In a 2009 trial6 parents reported improvements in social interaction & communication skills after a group of seven autistic children diagnosed with autism spectrum disorders (ASD) received a neurofeedback treatment that aimed to improve their level of executive control. The NF group showed significant improvements in attentional control, cognitive flexibility & goal setting. This study was followed up7 12 months later and the authors found maintenance of improvement of executive functions and social behavior after 12 months.

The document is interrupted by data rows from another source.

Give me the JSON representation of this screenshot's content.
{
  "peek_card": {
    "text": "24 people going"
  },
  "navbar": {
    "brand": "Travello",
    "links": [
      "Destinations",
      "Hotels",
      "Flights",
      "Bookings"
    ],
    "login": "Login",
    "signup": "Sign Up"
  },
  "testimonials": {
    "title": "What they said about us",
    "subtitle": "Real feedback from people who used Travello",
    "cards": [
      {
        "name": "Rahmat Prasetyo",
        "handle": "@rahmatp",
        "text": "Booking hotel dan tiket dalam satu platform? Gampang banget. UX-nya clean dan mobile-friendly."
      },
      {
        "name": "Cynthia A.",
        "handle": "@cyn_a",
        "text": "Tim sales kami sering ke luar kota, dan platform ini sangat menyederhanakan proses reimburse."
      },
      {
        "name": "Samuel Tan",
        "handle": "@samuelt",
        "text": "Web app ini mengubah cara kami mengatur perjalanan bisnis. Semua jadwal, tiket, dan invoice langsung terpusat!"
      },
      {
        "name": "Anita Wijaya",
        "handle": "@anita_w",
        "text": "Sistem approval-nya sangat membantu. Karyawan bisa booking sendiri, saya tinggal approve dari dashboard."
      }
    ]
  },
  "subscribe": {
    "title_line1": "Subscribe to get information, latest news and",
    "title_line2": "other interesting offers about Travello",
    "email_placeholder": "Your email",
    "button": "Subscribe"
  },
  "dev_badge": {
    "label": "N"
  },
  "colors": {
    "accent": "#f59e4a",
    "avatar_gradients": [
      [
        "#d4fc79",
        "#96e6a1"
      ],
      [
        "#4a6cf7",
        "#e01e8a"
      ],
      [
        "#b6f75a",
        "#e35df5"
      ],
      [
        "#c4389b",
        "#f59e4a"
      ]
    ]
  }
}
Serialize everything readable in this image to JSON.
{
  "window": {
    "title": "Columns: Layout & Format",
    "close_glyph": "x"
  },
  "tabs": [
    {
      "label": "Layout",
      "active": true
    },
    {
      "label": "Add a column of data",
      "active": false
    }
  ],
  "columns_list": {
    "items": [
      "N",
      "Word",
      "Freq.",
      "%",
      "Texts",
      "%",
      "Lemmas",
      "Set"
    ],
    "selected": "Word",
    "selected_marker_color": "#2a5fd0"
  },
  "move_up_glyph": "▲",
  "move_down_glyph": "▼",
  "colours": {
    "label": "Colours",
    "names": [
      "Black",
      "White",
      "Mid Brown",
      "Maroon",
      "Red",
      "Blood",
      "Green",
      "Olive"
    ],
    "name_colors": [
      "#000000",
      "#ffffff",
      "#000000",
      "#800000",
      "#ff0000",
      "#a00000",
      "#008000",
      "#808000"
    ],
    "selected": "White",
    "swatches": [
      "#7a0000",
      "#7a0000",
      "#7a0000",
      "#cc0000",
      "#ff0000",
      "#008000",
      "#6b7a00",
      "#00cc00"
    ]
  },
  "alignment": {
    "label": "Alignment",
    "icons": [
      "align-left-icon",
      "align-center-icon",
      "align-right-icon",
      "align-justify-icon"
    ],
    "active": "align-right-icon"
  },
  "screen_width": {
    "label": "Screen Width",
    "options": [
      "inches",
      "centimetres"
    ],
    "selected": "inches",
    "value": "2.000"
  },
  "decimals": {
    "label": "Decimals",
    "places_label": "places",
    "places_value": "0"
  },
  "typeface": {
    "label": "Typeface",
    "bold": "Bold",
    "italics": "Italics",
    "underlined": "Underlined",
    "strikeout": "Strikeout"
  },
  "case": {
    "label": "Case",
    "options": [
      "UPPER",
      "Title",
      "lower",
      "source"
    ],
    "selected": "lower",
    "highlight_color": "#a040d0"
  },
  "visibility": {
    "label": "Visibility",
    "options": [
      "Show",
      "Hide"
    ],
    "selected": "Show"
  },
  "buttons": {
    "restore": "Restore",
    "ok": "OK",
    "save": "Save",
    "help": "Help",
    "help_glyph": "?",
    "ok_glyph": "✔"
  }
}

In a 15-year clinical outcome study8 published in 2010, between 40–60 sessions of neurofeedback, combined with training in metacognitive strategies and, for most older adolescent and adult clients, biofeedback, resulted in an average 9 points IQ score increase, decrease in difficulties with attention, anxiety, social functioning plus improved academic and intellectual functioning.
2.Kouijzer, M. E., van Schie, H. T., de Moor, J. M., Gerrits, B. J., & Buitelaar, J. K. (2010). Neurofeedback treatment in autism. Preliminary findings in behavioral, cognitive, and neurophysiological functioning. Research in Autism Spectrum Disorders, 4(3), 386-399.
3.Jamal, W.,et al (2013) Using brain connectivity measure of EEG synchrostates for discriminating typical and Autism Spectrum Disorder. 6th International IEEE/EMBS Conference in Neural Engineering (pp. 1402-1405).
4.Coben, R., & Padolsky, I. (2007). Assessment-guided neurofeedback for autistc spectrum disorder. Journal of Neurotherapy, 11(1), 5-23
6.Kouijzer, M. E., de Moor, J. M., Gerrits, B. J., Congedo, M., & van Schie, H. T. (2009). Neurofeedback improves executive functioning in children with autism spectrum disorders. Research in Autism Spectrum Disorders, 3(1), 145-162.
7.Kouijzer, M. E., de Moor, J. M., Gerrits, B. J., Buitelaar, J. K., & van Schie, H. T. (2009). Long-term effects of neurofeedback treatment in autism. Research in Autism Spectrum Disorders, 3(2), 496-501.
If you think the Guidelines for Children should be updated you have almost a week to make your views known !
Note that you need to be a registered stakeholder to make comments – if you are not here is a list of registered stakeholders who could make comments on your behalf: httpss://www.nice.org.uk/guidance/CG170/documents/stakeholder-list-2
If you want to know more about Neurofeedback for ASD, see our dedicated pages.And if you would like a personalised discussion on how Neurofeedback might can help you, with packages costing from £75 a week, call us today on 0207 118 0887.